Mónica Mayer’s latest exhibit couldn’t be more timely. As accusations of sexual abuse and harassment shake up various industries – including film, theater, and media – the Mexican artist’s El Tendedero/The Clothesline Project invites women to share their own harrowing stories. At the National Museum of Women in the Arts, Clothesline after clothesline feature the anonymous message of women who have faced everything from unsavory comments to unwanted physical contact. Pink slips of paper ask the attendees,”Have you ever experienced violence or harassment? What happened?” and “As a woman, where do you feel safe?”
And though the project is especially poignant right now, it’s one that’s existed since 1978. At 8 years old, she became a victim of sexual assault. As she and her mother walked a few steps apart, a man in his 30s touched her inappropriately. “He touched my ‘pussy,’ as your president would say,” she told The Guardian. “I was shocked but I am even more shocked this is a common experience.”
Open this Friday: For “El Tendedero/The #ClotheslineProject,” Mexico City-based artist #MónicaMayer transforms the clothesline—a traditionally feminine object—into a tool to open a dialogue about women’s experience with violence, including topics such as sexual harassment, domestic violence, & trafficking. Join the #FreshTalk4Change public program this Sunday at the museum and add your voice to the exhibition.
The project began after she was commissioned to create art that responded to something she hated about Mexico City. For her, that meant the constant sexual harassment she encountered on the city’s public transportation.
In the nearly 40 years since she debuted the piece, she believes this behavior has worsened. So her current version of the piece includes new questions: “How do you recover your joy after going through an experience of violence?” and “What have you done or what could you do to stop violence against women?”
The project, which has made its way throughout Latin America, also brings attention to the gender-based violence that exists in the US. “We tend to think Mexico has a lot of harassment but whenever I do this project in the States, its just as bad,” she said. “I’m shocked about the level of violence.”

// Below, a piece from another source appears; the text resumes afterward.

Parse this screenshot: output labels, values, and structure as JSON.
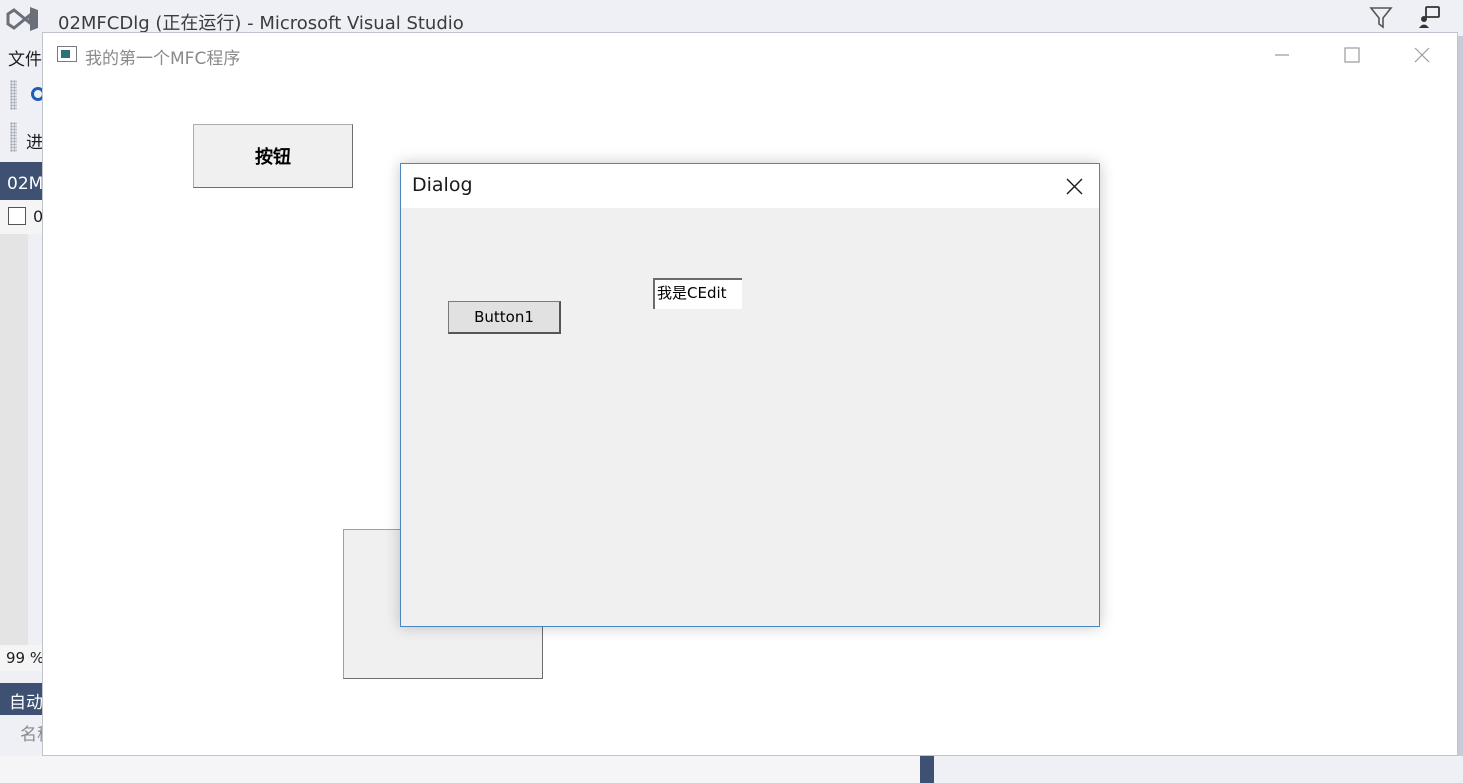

El Tendedero is on view until January 5 at the National Museum of Women in the Arts, 1250 New York Ave NW, Washington, District of Columbia.